**Dataset extract:**
== Segment start ==

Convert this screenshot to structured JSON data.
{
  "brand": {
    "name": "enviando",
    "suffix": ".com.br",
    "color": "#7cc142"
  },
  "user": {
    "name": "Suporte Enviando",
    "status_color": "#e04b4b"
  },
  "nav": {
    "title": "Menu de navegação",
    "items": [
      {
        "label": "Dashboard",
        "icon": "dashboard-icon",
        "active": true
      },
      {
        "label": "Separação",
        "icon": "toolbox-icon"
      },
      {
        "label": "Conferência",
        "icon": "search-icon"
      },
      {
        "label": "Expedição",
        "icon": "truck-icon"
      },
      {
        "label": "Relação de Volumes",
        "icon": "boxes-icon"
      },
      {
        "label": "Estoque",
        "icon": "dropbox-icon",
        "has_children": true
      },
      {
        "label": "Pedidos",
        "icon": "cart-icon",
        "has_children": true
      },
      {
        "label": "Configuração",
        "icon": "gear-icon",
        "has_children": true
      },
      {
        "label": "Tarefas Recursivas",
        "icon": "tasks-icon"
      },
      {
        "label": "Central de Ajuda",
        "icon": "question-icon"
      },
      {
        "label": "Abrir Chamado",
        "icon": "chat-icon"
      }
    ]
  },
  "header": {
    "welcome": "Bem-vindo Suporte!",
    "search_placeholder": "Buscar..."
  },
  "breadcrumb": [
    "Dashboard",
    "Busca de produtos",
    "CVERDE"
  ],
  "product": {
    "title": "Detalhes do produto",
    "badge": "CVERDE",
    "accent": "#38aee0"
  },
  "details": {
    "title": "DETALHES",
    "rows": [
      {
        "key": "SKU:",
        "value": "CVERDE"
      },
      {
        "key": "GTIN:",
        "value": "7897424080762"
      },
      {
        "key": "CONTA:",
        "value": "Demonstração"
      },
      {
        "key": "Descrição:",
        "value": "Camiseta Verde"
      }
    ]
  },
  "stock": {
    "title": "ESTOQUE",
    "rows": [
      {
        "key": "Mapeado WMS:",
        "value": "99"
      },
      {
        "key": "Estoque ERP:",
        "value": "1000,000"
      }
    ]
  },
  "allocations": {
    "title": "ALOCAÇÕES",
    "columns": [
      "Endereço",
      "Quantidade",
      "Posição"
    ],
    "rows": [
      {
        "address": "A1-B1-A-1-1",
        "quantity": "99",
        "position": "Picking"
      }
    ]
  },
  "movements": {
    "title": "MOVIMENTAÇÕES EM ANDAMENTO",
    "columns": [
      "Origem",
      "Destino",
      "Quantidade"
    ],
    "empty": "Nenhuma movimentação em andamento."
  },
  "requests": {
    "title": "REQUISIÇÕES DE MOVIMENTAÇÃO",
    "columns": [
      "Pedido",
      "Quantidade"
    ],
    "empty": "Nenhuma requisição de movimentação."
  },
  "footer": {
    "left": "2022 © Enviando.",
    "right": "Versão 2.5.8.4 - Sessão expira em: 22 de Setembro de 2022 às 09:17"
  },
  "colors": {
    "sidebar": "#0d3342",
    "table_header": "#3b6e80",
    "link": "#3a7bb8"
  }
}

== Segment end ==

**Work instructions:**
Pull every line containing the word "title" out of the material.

**Exercise result:**
    "title": "Menu de navegação",
    "title": "Detalhes do produto",
    "title": "DETALHES",
    "title": "ESTOQUE",
    "title": "ALOCAÇÕES",
    "title": "MOVIMENTAÇÕES EM ANDAMENTO",
    "title": "REQUISIÇÕES DE MOVIMENTAÇÃO",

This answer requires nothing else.